All for Jesus, all through Mary, all after thine example, O Patriarch, St. Joseph. Such shall be my watch-word in life and in death. – Composed by St. Pius X
LITANY OF SAINT JOSEPH
(For public or private use.)
Lord, have mercy on us.
Christ, have mercy on us.
Lord, have mercy on us. Christ, hear us.
Christ, graciously hear us.
God the Father of Heaven,
Have mercy on us.
God the Son, Redeemer of the world,
Have mercy on us.
God the Holy Spirit,
Have mercy on us.
Holy Trinity, One God,
Have mercy on us.
Holy Mary, pray for us .
Saint Joseph, pray for us.
Illustrious son of David, etc.
Light of the patriarchs,
Spouse of the Mother of God,
Chaste guardian of the Virgin,
Foster-father of the Son of God,
Watchful defender of Christ,
Head of the Holy Family,
Joseph most just,
Joseph most chaste,
Joseph most prudent,
Joseph most valiant,
Joseph most obedient,
Joseph most faithful,
Mirror of patience,
Lover of poverty,
Model of workmen ,
Glory of domestic life,
Guardian of virgins,
Pillar of families,
Solace of the afflicted,
Hope of the sick,
Patron of the dying,
Terror of demons,
Protector of Holy Church,
Lamb of God, Who takest away the sins of the world,
Spare us, O Lord. Lamb of God, Who takest away the sins of the world,
Graciously hear us, O Lord.
Lamb of God, Who takest away the sins of the world,
Have mercy on us.
V. He made him the lord of His household,
R. And prince over all His possessions.
Let Us Pray.
O God, Who in Thine ineffable providence didst choose Blessed Joseph to be the spouse of Thy most Holy Mother, grant that as we venerate him as our protector on earth, we may deserve to have him as our intercessor in Heaven, Thou Who livest and reignest forever and ever. R. Amen.

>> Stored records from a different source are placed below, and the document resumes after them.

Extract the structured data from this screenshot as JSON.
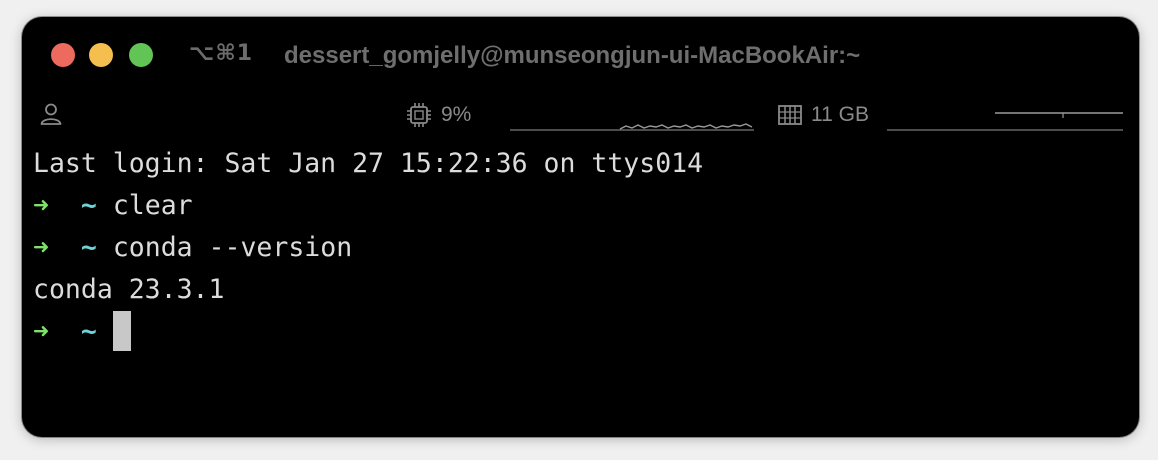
{
  "window": {
    "shortcut": "⌥⌘1",
    "title": "dessert_gomjelly@munseongjun-ui-MacBookAir:~"
  },
  "traffic_lights": {
    "close_color": "#ed6a5e",
    "minimize_color": "#f5bf4f",
    "maximize_color": "#61c454"
  },
  "status": {
    "user_icon": "person-icon",
    "cpu_icon": "cpu-chip-icon",
    "cpu_text": "9%",
    "memory_icon": "memory-icon",
    "memory_text": "11 GB"
  },
  "terminal": {
    "login_line": "Last login: Sat Jan 27 15:22:36 on ttys014",
    "prompt_arrow": "➜",
    "prompt_dir": "~",
    "commands": [
      {
        "text": "clear"
      },
      {
        "text": "conda --version"
      }
    ],
    "output": "conda 23.3.1"
  },
  "colors": {
    "background": "#000000",
    "text": "#dcdcdc",
    "prompt_arrow": "#7fe06a",
    "prompt_dir": "#6fd3d6",
    "cursor": "#c8c8c8"
  }
}
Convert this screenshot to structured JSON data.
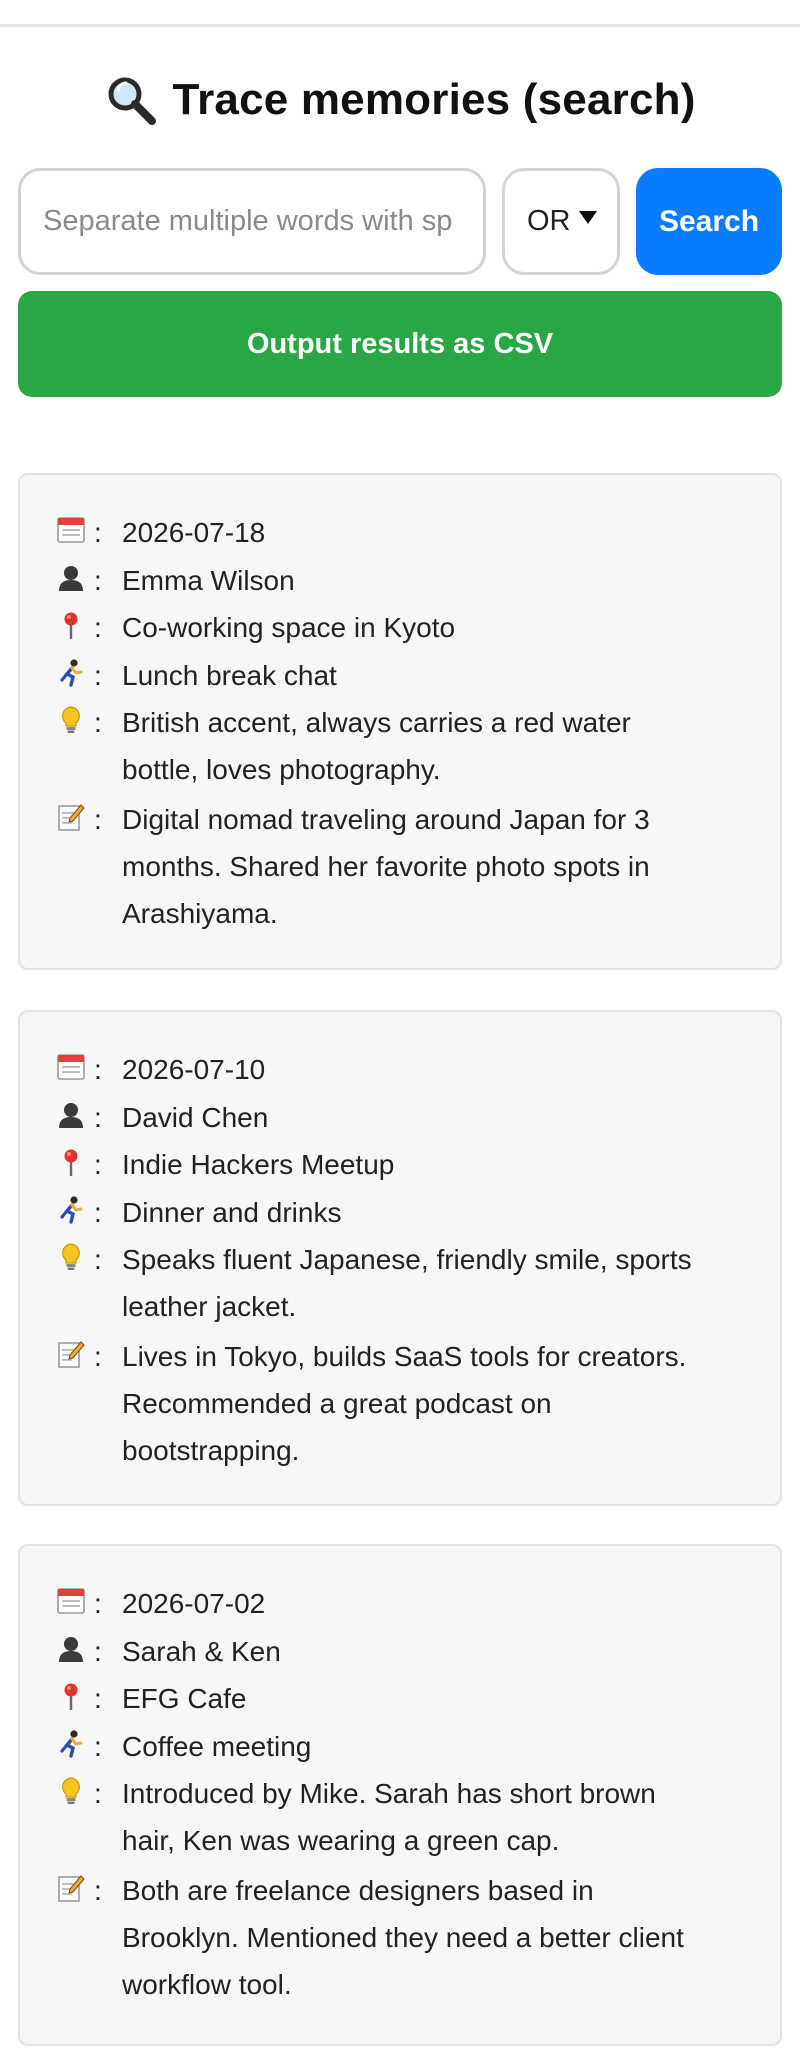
{
  "header": {
    "title": "Trace memories (search)",
    "icon": "magnifier-icon"
  },
  "search": {
    "placeholder": "Separate multiple words with sp",
    "value": "",
    "operator": "OR",
    "button_label": "Search"
  },
  "export": {
    "label": "Output results as CSV"
  },
  "colors": {
    "search_button": "#0b7cff",
    "csv_button": "#2aa745",
    "card_background": "#f7f7f7"
  },
  "field_icons": {
    "date": "calendar-icon",
    "person": "person-icon",
    "location": "pushpin-icon",
    "situation": "running-person-icon",
    "features": "lightbulb-icon",
    "notes": "memo-icon"
  },
  "results": [
    {
      "date": "2026-07-18",
      "person": "Emma Wilson",
      "location": "Co-working space in Kyoto",
      "situation": "Lunch break chat",
      "features_lines": [
        "British accent, always carries a red water",
        "bottle, loves photography."
      ],
      "notes_lines": [
        "Digital nomad traveling around Japan for 3",
        "months. Shared her favorite photo spots in",
        "Arashiyama."
      ]
    },
    {
      "date": "2026-07-10",
      "person": "David Chen",
      "location": "Indie Hackers Meetup",
      "situation": "Dinner and drinks",
      "features_lines": [
        "Speaks fluent Japanese, friendly smile, sports",
        "leather jacket."
      ],
      "notes_lines": [
        "Lives in Tokyo, builds SaaS tools for creators.",
        "Recommended a great podcast on",
        "bootstrapping."
      ]
    },
    {
      "date": "2026-07-02",
      "person": "Sarah & Ken",
      "location": "EFG Cafe",
      "situation": "Coffee meeting",
      "features_lines": [
        "Introduced by Mike. Sarah has short brown",
        "hair, Ken was wearing a green cap."
      ],
      "notes_lines": [
        "Both are freelance designers based in",
        "Brooklyn. Mentioned they need a better client",
        "workflow tool."
      ]
    }
  ]
}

Sources: Catholic Encyclopedia, Roman Missal, The Life and Glories of Saint Joseph, Raccolta, St. Joseph & Daily Christian Living